• The task: The required result is each line of the entries below containing the string "arrow".

-- Opening Marker --

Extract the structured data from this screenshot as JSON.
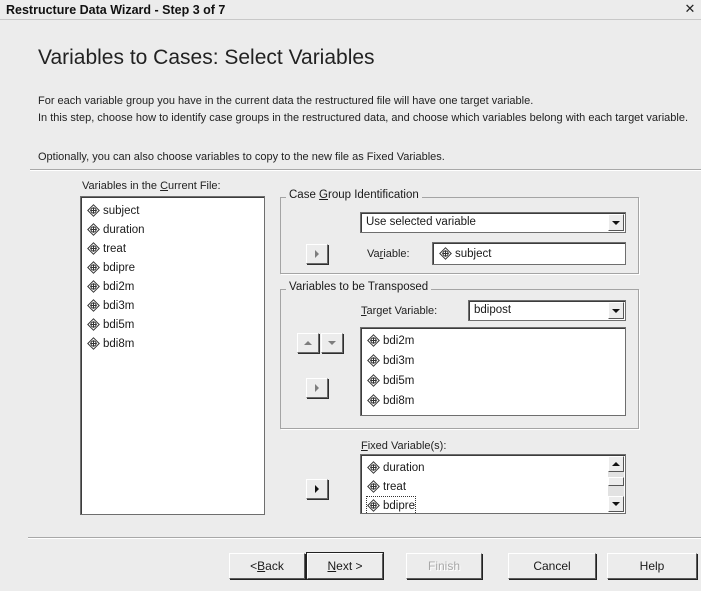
{
  "window": {
    "title": "Restructure Data Wizard - Step 3 of 7",
    "close_glyph": "✕"
  },
  "page": {
    "heading": "Variables to Cases: Select Variables",
    "intro_1": "For each variable group you have in the current data the restructured file will have one target variable.",
    "intro_2": "In this step, choose how to identify case groups in the restructured data, and choose which variables belong with each target variable.",
    "intro_3": "Optionally, you can also choose variables to copy to the new file as Fixed Variables."
  },
  "current_vars": {
    "label_pre": "Variables in the ",
    "label_key": "C",
    "label_post": "urrent File:",
    "items": [
      "subject",
      "duration",
      "treat",
      "bdipre",
      "bdi2m",
      "bdi3m",
      "bdi5m",
      "bdi8m"
    ]
  },
  "case_group": {
    "title_pre": "Case ",
    "title_key": "G",
    "title_post": "roup Identification",
    "method_value": "Use selected variable",
    "variable_label_pre": "Va",
    "variable_label_key": "r",
    "variable_label_post": "iable:",
    "variable_value": "subject"
  },
  "transposed": {
    "title": "Variables to be Transposed",
    "target_label_key": "T",
    "target_label_post": "arget Variable:",
    "target_value": "bdipost",
    "items": [
      "bdi2m",
      "bdi3m",
      "bdi5m",
      "bdi8m"
    ]
  },
  "fixed": {
    "label_key": "F",
    "label_post": "ixed Variable(s):",
    "items": [
      "duration",
      "treat",
      "bdipre"
    ]
  },
  "buttons": {
    "back_pre": "< ",
    "back_key": "B",
    "back_post": "ack",
    "next_key": "N",
    "next_post": "ext >",
    "finish": "Finish",
    "cancel": "Cancel",
    "help": "Help"
  },
  "icons": {
    "variable": "scale-variable-icon",
    "move_right": "arrow-right-icon",
    "move_up": "arrow-up-icon",
    "move_down": "arrow-down-icon",
    "dropdown": "chevron-down-icon"
  }
}
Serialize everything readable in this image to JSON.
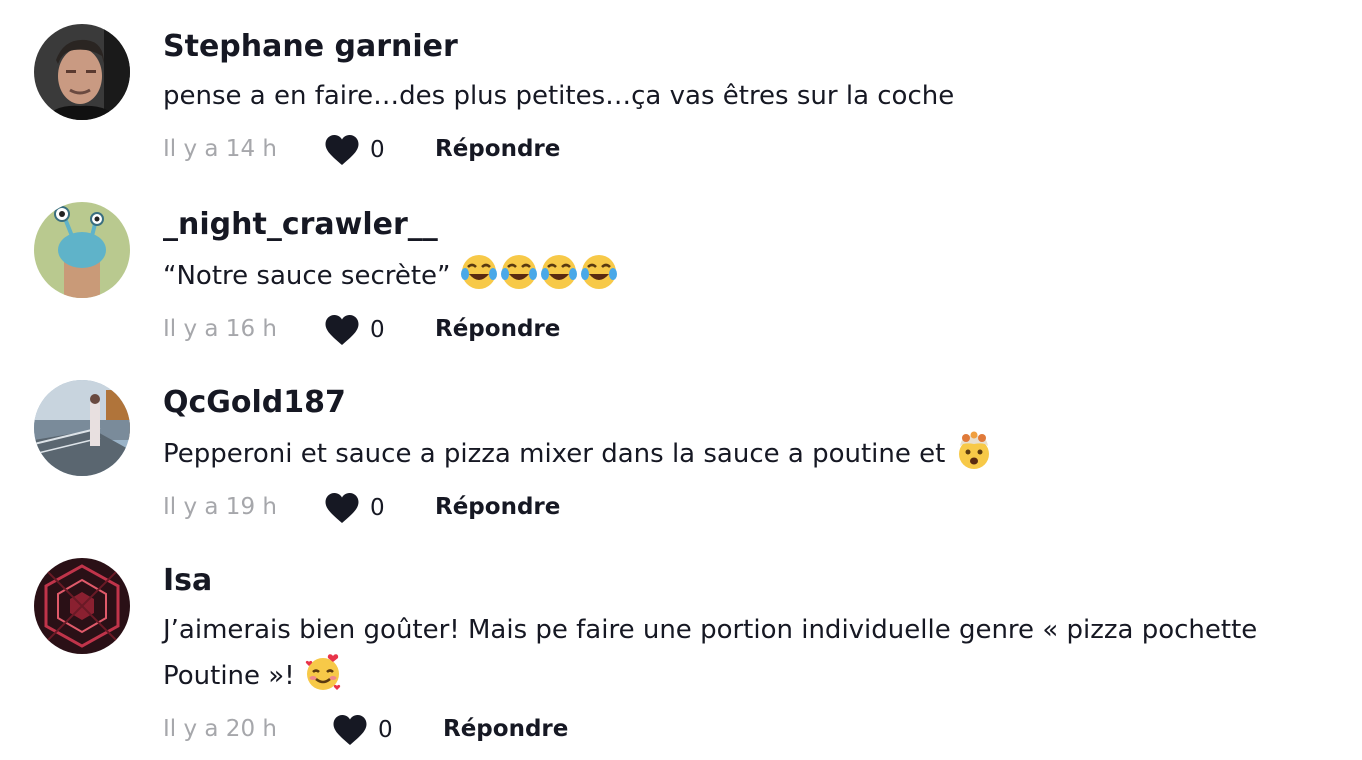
{
  "comments": [
    {
      "username": "Stephane garnier",
      "text": "pense a en faire…des plus petites…ça vas êtres sur la coche",
      "time": "Il y a 14 h",
      "likes": "0",
      "reply_label": "Répondre",
      "avatar": "photo-man-avatar"
    },
    {
      "username": "_night_crawler__",
      "text": "“Notre sauce secrète” ",
      "emojis": [
        "tears-of-joy-emoji",
        "tears-of-joy-emoji",
        "tears-of-joy-emoji",
        "tears-of-joy-emoji"
      ],
      "time": "Il y a 16 h",
      "likes": "0",
      "reply_label": "Répondre",
      "avatar": "cartoon-snail-avatar"
    },
    {
      "username": "QcGold187",
      "text": "Pepperoni et sauce a pizza mixer dans la sauce a poutine et ",
      "emojis": [
        "exploding-head-emoji"
      ],
      "time": "Il y a 19 h",
      "likes": "0",
      "reply_label": "Répondre",
      "avatar": "outdoor-photo-avatar"
    },
    {
      "username": "Isa",
      "text_line1": "J’aimerais bien goûter! Mais pe faire une portion individuelle genre « pizza pochette",
      "text_line2": "Poutine »! ",
      "emojis": [
        "smiling-face-with-hearts-emoji"
      ],
      "time": "Il y a 20 h",
      "likes": "0",
      "reply_label": "Répondre",
      "avatar": "red-pattern-avatar"
    }
  ],
  "colors": {
    "text": "#161823",
    "muted": "#a6a7ab",
    "background": "#ffffff"
  }
}
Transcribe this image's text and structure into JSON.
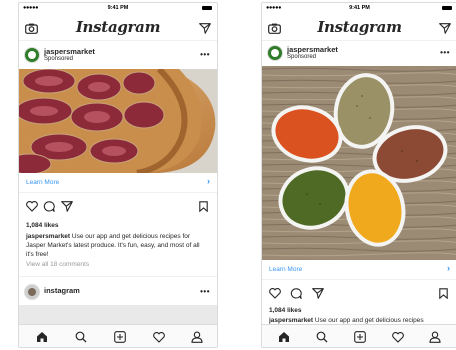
{
  "status_bar": {
    "signal": "●●●●●",
    "carrier": "",
    "time": "9:41 PM"
  },
  "app": {
    "brand": "Instagram"
  },
  "post1": {
    "username": "jaspersmarket",
    "sponsored": "Sponsored",
    "cta": "Learn More",
    "likes": "1,084 likes",
    "caption_user": "jaspersmarket",
    "caption_text": "Use our app and get delicious recipes for Jasper Market's latest produce. It's fun, easy, and most of all it's free!",
    "view_comments": "View all 18 comments"
  },
  "post1_next": {
    "username": "instagram"
  },
  "post2": {
    "username": "jaspersmarket",
    "sponsored": "Sponsored",
    "cta": "Learn More",
    "likes": "1,084 likes",
    "caption_user": "jaspersmarket",
    "caption_text": "Use our app and get delicious recipes"
  },
  "icons": {
    "camera": "camera-icon",
    "send": "direct-send-icon",
    "more": "more-options-icon",
    "heart": "heart-icon",
    "comment": "comment-icon",
    "share": "share-icon",
    "bookmark": "bookmark-icon",
    "home": "home-icon",
    "search": "search-icon",
    "add": "add-post-icon",
    "activity": "activity-heart-icon",
    "profile": "profile-icon"
  },
  "colors": {
    "link": "#3897f0",
    "border": "#dbdbdb",
    "text": "#262626",
    "muted": "#999999"
  }
}
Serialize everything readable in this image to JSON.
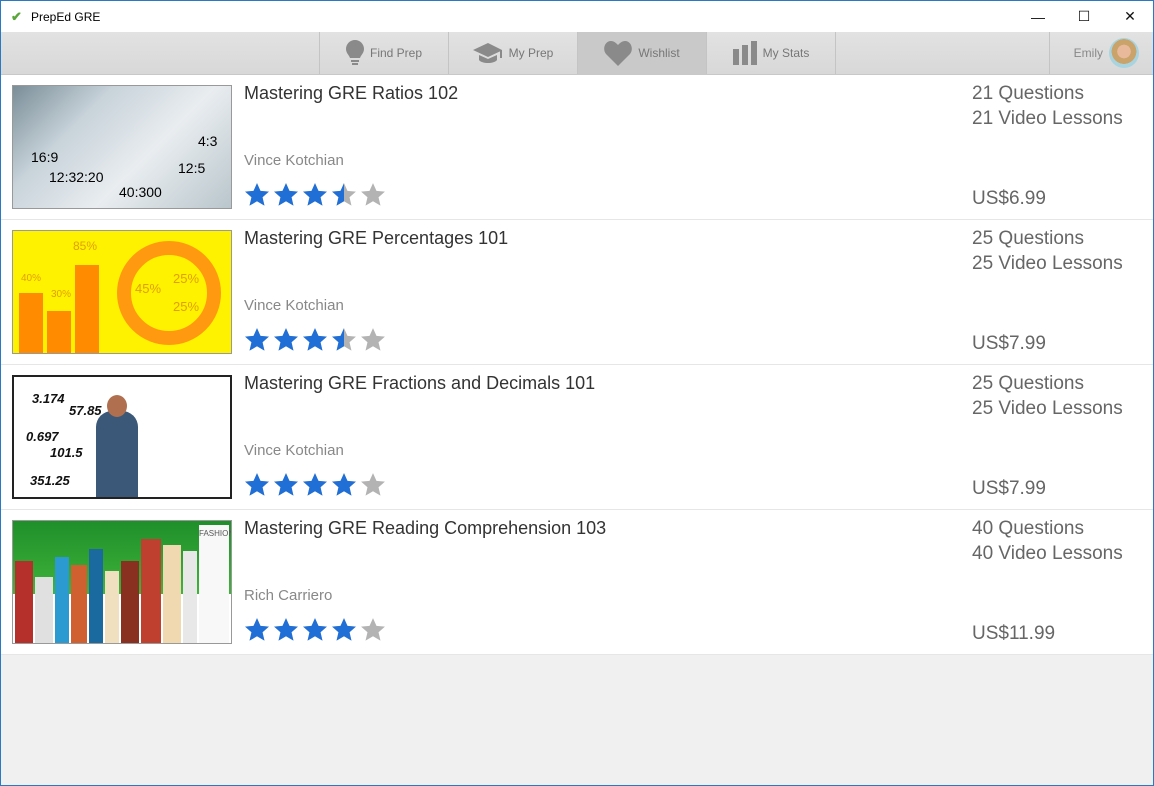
{
  "window": {
    "title": "PrepEd GRE",
    "minimize": "—",
    "maximize": "☐",
    "close": "✕"
  },
  "nav": {
    "items": [
      {
        "label": "Find Prep",
        "icon": "lightbulb-icon"
      },
      {
        "label": "My Prep",
        "icon": "graduation-cap-icon"
      },
      {
        "label": "Wishlist",
        "icon": "heart-icon",
        "active": true
      },
      {
        "label": "My Stats",
        "icon": "bar-chart-icon"
      }
    ],
    "user": "Emily"
  },
  "colors": {
    "star_filled": "#1f6fd6",
    "star_empty": "#b3b3b3"
  },
  "courses": [
    {
      "title": "Mastering GRE Ratios 102",
      "author": "Vince Kotchian",
      "rating": 3.5,
      "questions": "21 Questions",
      "videos": "21 Video Lessons",
      "price": "US$6.99",
      "thumb_text": [
        "4:3",
        "16:9",
        "12:5",
        "12:32:20",
        "40:300"
      ]
    },
    {
      "title": "Mastering GRE Percentages 101",
      "author": "Vince Kotchian",
      "rating": 3.5,
      "questions": "25 Questions",
      "videos": "25 Video Lessons",
      "price": "US$7.99",
      "thumb_text": [
        "85%",
        "40%",
        "30%",
        "45%",
        "25%",
        "25%"
      ]
    },
    {
      "title": "Mastering GRE Fractions and Decimals 101",
      "author": "Vince Kotchian",
      "rating": 4,
      "questions": "25 Questions",
      "videos": "25 Video Lessons",
      "price": "US$7.99",
      "thumb_text": [
        "3.174",
        "57.85",
        "0.697",
        "101.5",
        "351.25"
      ]
    },
    {
      "title": "Mastering GRE Reading Comprehension 103",
      "author": "Rich Carriero",
      "rating": 4,
      "questions": "40 Questions",
      "videos": "40 Video Lessons",
      "price": "US$11.99",
      "thumb_text": [
        "FASHION"
      ]
    }
  ]
}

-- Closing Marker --

• Exercise response:
    "move_right": "arrow-right-icon",
    "move_up": "arrow-up-icon",
    "move_down": "arrow-down-icon",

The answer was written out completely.